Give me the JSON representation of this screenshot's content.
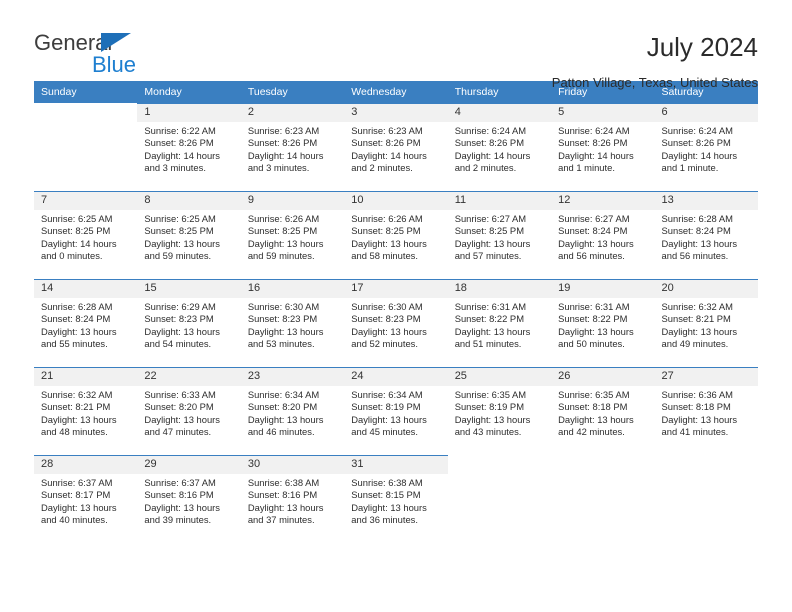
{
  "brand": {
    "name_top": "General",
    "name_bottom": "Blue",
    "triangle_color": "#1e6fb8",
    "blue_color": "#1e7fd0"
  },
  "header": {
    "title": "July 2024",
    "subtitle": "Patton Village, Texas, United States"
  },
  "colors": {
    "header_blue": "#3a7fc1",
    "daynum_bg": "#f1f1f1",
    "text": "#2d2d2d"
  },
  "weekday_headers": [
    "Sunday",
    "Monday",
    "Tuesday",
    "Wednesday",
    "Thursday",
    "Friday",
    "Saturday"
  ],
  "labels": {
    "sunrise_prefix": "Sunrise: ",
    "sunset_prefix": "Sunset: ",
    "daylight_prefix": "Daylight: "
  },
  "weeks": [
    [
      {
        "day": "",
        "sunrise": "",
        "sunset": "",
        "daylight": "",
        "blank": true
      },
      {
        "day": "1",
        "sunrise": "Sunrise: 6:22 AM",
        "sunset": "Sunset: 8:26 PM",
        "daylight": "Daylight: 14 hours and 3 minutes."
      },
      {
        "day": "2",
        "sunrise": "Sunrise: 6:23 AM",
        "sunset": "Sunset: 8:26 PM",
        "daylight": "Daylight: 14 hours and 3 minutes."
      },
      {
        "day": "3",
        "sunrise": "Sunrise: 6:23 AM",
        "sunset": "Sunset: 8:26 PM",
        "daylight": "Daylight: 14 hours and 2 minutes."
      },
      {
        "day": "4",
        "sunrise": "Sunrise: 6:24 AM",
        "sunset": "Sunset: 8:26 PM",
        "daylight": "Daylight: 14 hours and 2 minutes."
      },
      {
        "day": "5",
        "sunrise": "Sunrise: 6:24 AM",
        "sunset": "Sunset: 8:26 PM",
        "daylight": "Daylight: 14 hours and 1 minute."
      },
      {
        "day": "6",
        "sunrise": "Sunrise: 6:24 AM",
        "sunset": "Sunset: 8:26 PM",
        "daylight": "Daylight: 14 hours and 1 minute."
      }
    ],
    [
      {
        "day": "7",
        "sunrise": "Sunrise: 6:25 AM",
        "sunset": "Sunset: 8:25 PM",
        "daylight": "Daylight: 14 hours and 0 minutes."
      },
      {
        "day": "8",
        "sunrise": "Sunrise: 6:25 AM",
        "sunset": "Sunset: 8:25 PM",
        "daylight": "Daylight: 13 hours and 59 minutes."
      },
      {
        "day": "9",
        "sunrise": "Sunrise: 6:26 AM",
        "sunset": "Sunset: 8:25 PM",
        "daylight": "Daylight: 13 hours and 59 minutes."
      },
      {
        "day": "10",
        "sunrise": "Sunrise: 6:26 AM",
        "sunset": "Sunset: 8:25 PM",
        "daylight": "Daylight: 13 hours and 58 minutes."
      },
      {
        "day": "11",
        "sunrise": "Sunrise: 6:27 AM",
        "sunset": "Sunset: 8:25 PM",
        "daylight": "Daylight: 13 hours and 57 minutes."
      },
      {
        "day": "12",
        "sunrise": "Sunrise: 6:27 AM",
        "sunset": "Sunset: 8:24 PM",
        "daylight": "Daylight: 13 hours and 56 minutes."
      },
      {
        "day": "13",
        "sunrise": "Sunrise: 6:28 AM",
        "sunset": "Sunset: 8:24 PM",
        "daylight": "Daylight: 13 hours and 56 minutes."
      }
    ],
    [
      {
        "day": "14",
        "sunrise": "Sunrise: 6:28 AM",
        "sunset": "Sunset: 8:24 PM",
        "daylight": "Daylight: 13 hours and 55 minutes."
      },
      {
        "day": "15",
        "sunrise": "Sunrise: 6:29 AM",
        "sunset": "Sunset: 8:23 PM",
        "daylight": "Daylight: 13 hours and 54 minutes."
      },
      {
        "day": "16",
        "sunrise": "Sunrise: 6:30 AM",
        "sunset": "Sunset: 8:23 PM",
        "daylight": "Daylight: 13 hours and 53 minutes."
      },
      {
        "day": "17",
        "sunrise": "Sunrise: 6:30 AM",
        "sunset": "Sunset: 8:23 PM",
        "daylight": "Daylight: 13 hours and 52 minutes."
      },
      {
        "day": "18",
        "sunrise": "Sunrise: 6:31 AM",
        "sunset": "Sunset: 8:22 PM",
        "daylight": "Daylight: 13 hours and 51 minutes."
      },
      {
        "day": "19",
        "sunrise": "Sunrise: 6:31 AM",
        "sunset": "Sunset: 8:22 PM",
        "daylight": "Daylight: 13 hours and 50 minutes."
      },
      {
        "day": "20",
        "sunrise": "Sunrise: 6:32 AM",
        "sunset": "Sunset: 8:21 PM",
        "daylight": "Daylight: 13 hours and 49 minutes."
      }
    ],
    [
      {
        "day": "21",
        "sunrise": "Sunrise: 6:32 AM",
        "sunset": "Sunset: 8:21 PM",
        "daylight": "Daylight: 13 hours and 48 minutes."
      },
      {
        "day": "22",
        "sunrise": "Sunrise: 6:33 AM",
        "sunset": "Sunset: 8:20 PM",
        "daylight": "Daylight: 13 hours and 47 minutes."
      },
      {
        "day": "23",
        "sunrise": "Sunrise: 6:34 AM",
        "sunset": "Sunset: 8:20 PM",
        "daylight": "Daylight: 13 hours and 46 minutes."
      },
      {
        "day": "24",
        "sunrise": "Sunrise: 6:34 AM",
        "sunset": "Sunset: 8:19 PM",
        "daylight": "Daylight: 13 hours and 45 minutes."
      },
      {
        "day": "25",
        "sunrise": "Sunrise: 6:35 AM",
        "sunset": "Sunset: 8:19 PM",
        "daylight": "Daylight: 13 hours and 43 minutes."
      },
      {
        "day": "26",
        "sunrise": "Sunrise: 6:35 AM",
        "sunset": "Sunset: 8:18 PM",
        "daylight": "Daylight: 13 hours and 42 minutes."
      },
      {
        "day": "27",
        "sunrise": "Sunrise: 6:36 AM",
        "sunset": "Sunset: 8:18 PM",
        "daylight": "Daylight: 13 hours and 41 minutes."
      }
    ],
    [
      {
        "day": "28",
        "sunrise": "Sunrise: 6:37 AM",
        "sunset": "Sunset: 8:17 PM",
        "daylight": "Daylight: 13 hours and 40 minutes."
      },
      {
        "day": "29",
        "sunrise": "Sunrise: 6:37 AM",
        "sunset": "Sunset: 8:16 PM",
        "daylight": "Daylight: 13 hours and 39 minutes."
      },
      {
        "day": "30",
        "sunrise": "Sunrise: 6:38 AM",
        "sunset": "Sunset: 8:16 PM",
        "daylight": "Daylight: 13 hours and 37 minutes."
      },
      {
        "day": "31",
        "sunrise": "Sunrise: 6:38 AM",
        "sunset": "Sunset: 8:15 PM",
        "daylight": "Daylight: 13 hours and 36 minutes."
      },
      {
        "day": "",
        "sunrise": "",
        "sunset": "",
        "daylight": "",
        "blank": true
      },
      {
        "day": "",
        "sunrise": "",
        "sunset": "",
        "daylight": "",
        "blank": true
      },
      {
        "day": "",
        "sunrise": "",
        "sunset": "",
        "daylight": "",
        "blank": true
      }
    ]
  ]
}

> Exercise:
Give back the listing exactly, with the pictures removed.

> Task answer:
Give me the JSON representation of this screenshot's content.
{
  "brand": {
    "name_top": "General",
    "name_bottom": "Blue",
    "triangle_color": "#1e6fb8",
    "blue_color": "#1e7fd0"
  },
  "header": {
    "title": "July 2024",
    "subtitle": "Patton Village, Texas, United States"
  },
  "colors": {
    "header_blue": "#3a7fc1",
    "daynum_bg": "#f1f1f1",
    "text": "#2d2d2d"
  },
  "weekday_headers": [
    "Sunday",
    "Monday",
    "Tuesday",
    "Wednesday",
    "Thursday",
    "Friday",
    "Saturday"
  ],
  "labels": {
    "sunrise_prefix": "Sunrise: ",
    "sunset_prefix": "Sunset: ",
    "daylight_prefix": "Daylight: "
  },
  "weeks": [
    [
      {
        "day": "",
        "sunrise": "",
        "sunset": "",
        "daylight": "",
        "blank": true
      },
      {
        "day": "1",
        "sunrise": "Sunrise: 6:22 AM",
        "sunset": "Sunset: 8:26 PM",
        "daylight": "Daylight: 14 hours and 3 minutes."
      },
      {
        "day": "2",
        "sunrise": "Sunrise: 6:23 AM",
        "sunset": "Sunset: 8:26 PM",
        "daylight": "Daylight: 14 hours and 3 minutes."
      },
      {
        "day": "3",
        "sunrise": "Sunrise: 6:23 AM",
        "sunset": "Sunset: 8:26 PM",
        "daylight": "Daylight: 14 hours and 2 minutes."
      },
      {
        "day": "4",
        "sunrise": "Sunrise: 6:24 AM",
        "sunset": "Sunset: 8:26 PM",
        "daylight": "Daylight: 14 hours and 2 minutes."
      },
      {
        "day": "5",
        "sunrise": "Sunrise: 6:24 AM",
        "sunset": "Sunset: 8:26 PM",
        "daylight": "Daylight: 14 hours and 1 minute."
      },
      {
        "day": "6",
        "sunrise": "Sunrise: 6:24 AM",
        "sunset": "Sunset: 8:26 PM",
        "daylight": "Daylight: 14 hours and 1 minute."
      }
    ],
    [
      {
        "day": "7",
        "sunrise": "Sunrise: 6:25 AM",
        "sunset": "Sunset: 8:25 PM",
        "daylight": "Daylight: 14 hours and 0 minutes."
      },
      {
        "day": "8",
        "sunrise": "Sunrise: 6:25 AM",
        "sunset": "Sunset: 8:25 PM",
        "daylight": "Daylight: 13 hours and 59 minutes."
      },
      {
        "day": "9",
        "sunrise": "Sunrise: 6:26 AM",
        "sunset": "Sunset: 8:25 PM",
        "daylight": "Daylight: 13 hours and 59 minutes."
      },
      {
        "day": "10",
        "sunrise": "Sunrise: 6:26 AM",
        "sunset": "Sunset: 8:25 PM",
        "daylight": "Daylight: 13 hours and 58 minutes."
      },
      {
        "day": "11",
        "sunrise": "Sunrise: 6:27 AM",
        "sunset": "Sunset: 8:25 PM",
        "daylight": "Daylight: 13 hours and 57 minutes."
      },
      {
        "day": "12",
        "sunrise": "Sunrise: 6:27 AM",
        "sunset": "Sunset: 8:24 PM",
        "daylight": "Daylight: 13 hours and 56 minutes."
      },
      {
        "day": "13",
        "sunrise": "Sunrise: 6:28 AM",
        "sunset": "Sunset: 8:24 PM",
        "daylight": "Daylight: 13 hours and 56 minutes."
      }
    ],
    [
      {
        "day": "14",
        "sunrise": "Sunrise: 6:28 AM",
        "sunset": "Sunset: 8:24 PM",
        "daylight": "Daylight: 13 hours and 55 minutes."
      },
      {
        "day": "15",
        "sunrise": "Sunrise: 6:29 AM",
        "sunset": "Sunset: 8:23 PM",
        "daylight": "Daylight: 13 hours and 54 minutes."
      },
      {
        "day": "16",
        "sunrise": "Sunrise: 6:30 AM",
        "sunset": "Sunset: 8:23 PM",
        "daylight": "Daylight: 13 hours and 53 minutes."
      },
      {
        "day": "17",
        "sunrise": "Sunrise: 6:30 AM",
        "sunset": "Sunset: 8:23 PM",
        "daylight": "Daylight: 13 hours and 52 minutes."
      },
      {
        "day": "18",
        "sunrise": "Sunrise: 6:31 AM",
        "sunset": "Sunset: 8:22 PM",
        "daylight": "Daylight: 13 hours and 51 minutes."
      },
      {
        "day": "19",
        "sunrise": "Sunrise: 6:31 AM",
        "sunset": "Sunset: 8:22 PM",
        "daylight": "Daylight: 13 hours and 50 minutes."
      },
      {
        "day": "20",
        "sunrise": "Sunrise: 6:32 AM",
        "sunset": "Sunset: 8:21 PM",
        "daylight": "Daylight: 13 hours and 49 minutes."
      }
    ],
    [
      {
        "day": "21",
        "sunrise": "Sunrise: 6:32 AM",
        "sunset": "Sunset: 8:21 PM",
        "daylight": "Daylight: 13 hours and 48 minutes."
      },
      {
        "day": "22",
        "sunrise": "Sunrise: 6:33 AM",
        "sunset": "Sunset: 8:20 PM",
        "daylight": "Daylight: 13 hours and 47 minutes."
      },
      {
        "day": "23",
        "sunrise": "Sunrise: 6:34 AM",
        "sunset": "Sunset: 8:20 PM",
        "daylight": "Daylight: 13 hours and 46 minutes."
      },
      {
        "day": "24",
        "sunrise": "Sunrise: 6:34 AM",
        "sunset": "Sunset: 8:19 PM",
        "daylight": "Daylight: 13 hours and 45 minutes."
      },
      {
        "day": "25",
        "sunrise": "Sunrise: 6:35 AM",
        "sunset": "Sunset: 8:19 PM",
        "daylight": "Daylight: 13 hours and 43 minutes."
      },
      {
        "day": "26",
        "sunrise": "Sunrise: 6:35 AM",
        "sunset": "Sunset: 8:18 PM",
        "daylight": "Daylight: 13 hours and 42 minutes."
      },
      {
        "day": "27",
        "sunrise": "Sunrise: 6:36 AM",
        "sunset": "Sunset: 8:18 PM",
        "daylight": "Daylight: 13 hours and 41 minutes."
      }
    ],
    [
      {
        "day": "28",
        "sunrise": "Sunrise: 6:37 AM",
        "sunset": "Sunset: 8:17 PM",
        "daylight": "Daylight: 13 hours and 40 minutes."
      },
      {
        "day": "29",
        "sunrise": "Sunrise: 6:37 AM",
        "sunset": "Sunset: 8:16 PM",
        "daylight": "Daylight: 13 hours and 39 minutes."
      },
      {
        "day": "30",
        "sunrise": "Sunrise: 6:38 AM",
        "sunset": "Sunset: 8:16 PM",
        "daylight": "Daylight: 13 hours and 37 minutes."
      },
      {
        "day": "31",
        "sunrise": "Sunrise: 6:38 AM",
        "sunset": "Sunset: 8:15 PM",
        "daylight": "Daylight: 13 hours and 36 minutes."
      },
      {
        "day": "",
        "sunrise": "",
        "sunset": "",
        "daylight": "",
        "blank": true
      },
      {
        "day": "",
        "sunrise": "",
        "sunset": "",
        "daylight": "",
        "blank": true
      },
      {
        "day": "",
        "sunrise": "",
        "sunset": "",
        "daylight": "",
        "blank": true
      }
    ]
  ]
}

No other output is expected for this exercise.